a.m., folks begin arriving at the other end of the line, including 2-year-old
Leo Galt-McAvey. Wearing a conductor's hat and carrying a toy train car, Leo
arrived at the Target Field light-rail station with wide eyes.
thinks it's going to be a green train," said his mom, Alex Galt. They live
near Lake Street in Minneapolis and look forward to taking train rides to the
Children's Museum in downtown St. Paul.
“This is about re-Twinning the Twin Cities,” said Hennepin County Commissioner Peter McLaughlin, a longtime mass transit advocate. “We are trying to create a transportation system that is going to keep us economically competitive in this century. Connecting these cities is critically important to that.”
Minneapolis City Council member Jacob Frey, one of several speakers at the Target Field
Station, said: "There will be a person in St. Paul who wants to have fun, for a change" and will ride the Green Line to Minneapolis, and use the train for a sober ride home.

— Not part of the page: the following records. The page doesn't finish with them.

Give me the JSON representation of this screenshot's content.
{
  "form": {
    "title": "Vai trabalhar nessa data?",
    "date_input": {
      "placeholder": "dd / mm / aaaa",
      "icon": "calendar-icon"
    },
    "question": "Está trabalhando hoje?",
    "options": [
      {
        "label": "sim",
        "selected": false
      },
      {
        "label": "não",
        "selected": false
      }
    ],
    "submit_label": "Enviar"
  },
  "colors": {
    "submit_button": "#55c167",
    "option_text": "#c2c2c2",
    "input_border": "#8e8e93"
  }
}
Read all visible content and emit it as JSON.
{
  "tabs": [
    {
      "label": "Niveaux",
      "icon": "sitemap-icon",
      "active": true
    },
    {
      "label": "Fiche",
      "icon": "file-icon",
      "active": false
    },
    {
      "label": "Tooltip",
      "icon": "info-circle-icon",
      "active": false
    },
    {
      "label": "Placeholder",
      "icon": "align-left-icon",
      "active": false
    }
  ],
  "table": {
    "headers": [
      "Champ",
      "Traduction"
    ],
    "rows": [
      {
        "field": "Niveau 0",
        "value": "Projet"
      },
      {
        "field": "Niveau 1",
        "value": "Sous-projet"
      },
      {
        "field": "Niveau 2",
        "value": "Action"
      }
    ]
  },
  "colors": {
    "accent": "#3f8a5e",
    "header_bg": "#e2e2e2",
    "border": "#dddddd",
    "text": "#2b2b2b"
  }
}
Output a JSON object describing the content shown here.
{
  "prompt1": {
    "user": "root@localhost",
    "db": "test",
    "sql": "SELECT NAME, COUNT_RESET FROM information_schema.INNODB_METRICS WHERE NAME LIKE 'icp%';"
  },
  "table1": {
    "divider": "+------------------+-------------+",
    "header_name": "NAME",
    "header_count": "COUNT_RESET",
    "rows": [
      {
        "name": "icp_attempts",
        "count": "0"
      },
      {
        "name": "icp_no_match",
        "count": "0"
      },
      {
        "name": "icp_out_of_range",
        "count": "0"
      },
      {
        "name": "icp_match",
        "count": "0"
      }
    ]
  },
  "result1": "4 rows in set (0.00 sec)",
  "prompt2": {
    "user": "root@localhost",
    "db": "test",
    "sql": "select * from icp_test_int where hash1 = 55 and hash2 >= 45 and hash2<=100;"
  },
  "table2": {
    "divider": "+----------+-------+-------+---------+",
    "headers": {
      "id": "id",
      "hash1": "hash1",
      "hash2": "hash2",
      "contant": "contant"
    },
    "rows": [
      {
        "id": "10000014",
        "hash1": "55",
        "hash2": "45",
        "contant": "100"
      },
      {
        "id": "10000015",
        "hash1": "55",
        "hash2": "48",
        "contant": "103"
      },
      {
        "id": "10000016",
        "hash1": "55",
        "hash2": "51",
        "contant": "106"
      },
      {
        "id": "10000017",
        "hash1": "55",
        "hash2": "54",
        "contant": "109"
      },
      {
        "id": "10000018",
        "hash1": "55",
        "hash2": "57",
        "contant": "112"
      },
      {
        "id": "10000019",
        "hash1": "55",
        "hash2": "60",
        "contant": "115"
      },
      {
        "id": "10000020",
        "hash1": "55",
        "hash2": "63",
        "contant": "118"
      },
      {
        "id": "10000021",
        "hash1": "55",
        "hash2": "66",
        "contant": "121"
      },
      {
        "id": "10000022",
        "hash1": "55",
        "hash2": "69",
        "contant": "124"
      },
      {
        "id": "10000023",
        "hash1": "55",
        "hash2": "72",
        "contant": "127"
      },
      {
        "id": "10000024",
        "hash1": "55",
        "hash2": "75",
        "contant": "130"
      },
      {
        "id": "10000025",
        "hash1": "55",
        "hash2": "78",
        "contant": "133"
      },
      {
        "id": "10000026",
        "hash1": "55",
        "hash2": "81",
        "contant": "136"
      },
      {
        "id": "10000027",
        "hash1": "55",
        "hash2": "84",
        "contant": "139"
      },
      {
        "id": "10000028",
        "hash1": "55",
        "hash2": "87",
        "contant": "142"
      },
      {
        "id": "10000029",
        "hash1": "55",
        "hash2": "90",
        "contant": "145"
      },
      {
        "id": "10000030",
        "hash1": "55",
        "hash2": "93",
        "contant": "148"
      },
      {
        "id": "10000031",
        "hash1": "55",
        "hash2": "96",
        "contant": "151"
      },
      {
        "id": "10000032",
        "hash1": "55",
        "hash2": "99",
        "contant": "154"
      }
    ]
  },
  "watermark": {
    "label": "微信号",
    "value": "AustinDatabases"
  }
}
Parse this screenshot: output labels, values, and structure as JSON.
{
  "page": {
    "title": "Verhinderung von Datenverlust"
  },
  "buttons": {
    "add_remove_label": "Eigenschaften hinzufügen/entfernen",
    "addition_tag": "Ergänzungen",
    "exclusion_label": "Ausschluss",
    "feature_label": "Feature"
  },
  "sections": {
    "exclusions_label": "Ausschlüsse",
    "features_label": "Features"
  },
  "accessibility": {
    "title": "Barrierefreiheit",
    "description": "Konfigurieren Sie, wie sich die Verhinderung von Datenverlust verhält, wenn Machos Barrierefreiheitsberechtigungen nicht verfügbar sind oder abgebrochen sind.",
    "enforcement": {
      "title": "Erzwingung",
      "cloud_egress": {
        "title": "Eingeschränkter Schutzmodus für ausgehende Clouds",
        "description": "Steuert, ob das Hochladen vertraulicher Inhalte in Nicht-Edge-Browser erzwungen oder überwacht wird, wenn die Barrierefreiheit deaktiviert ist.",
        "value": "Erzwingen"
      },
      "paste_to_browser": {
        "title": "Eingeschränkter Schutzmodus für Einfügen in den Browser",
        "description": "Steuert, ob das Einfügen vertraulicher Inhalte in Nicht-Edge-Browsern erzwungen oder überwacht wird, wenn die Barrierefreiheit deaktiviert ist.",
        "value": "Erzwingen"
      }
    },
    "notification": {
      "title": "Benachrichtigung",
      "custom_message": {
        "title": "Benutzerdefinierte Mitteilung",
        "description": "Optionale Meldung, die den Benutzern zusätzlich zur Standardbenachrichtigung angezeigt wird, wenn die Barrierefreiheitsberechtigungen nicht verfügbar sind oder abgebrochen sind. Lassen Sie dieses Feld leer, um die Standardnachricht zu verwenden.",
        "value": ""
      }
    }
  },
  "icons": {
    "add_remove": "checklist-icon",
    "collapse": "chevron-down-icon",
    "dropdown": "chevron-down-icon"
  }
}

To which Twins president Dave St. Peter said: "There are a few good bars in St. Paul, Jacob, and I've found em all."
First ride ready for takeoff at #raymondstation #greenline
Curt Brown is at the western end of the line, Target Field and reports:
The first eastbound Green Line train out of Target Field Station was about 10 minutes late.
"I'm unimpressed so far," said Phillip Jones, 51, of St. Paul, who was off to visit his grown kids in St. Paul. "Hope this isn't the norm. With all the fanfare, you'd think they'd make sure the first train was on time."
The first #greenline train coming into downtown #Mpls!
Kevin Duchschere caught the opening ceremonies at the Union Depot, where effusive politicians couldn't contain themselves enough to let the train go. They were still talking at 10 when the official start was to begin. Here's his report:
The first Green Line train left Union Depot a few minutes behind schedule Saturday morning, but blame the politicians rather than the operators.The Metro area's second light-rail line, this one linking the Twin Cities, was launched following a program where federal, state and local officials lauded the planning, work and funders necessary to build the $957 million line. Half the funding came from the federal government, with the balance divided among the state and local governments.
Ramsey County Commissioner Jim McDonough told a crowd of several hundred under
the high barrel ceiling of the Union Depot's waiting room. "You helped shape it with your hopes and dreams."
Franken, Reps, Betty McCollum and Keith Ellison, and Mayors Chris Coleman and
"It's a watershed moment," he said. "It only goes forward from here. It's only the future from here. This is a new chapter."Then he stepped on board, and the train took off at 10:11.
Jim Anderson is in the Midway area and caught this scene:
The mood was a bit more sour at Avon Street and
University Avenue, where about a dozen foes of the Green Line and other transit
expansion efforts held signs expressing that opposition.
"Nobody's going to ride it," said Sharon Davis
of Brooklym Park, who was joined by her husband, Denis. The money spent
on Green Line and other projects would be better spent on fixing roads.
"What does this do for me?" She said. "I
need my car."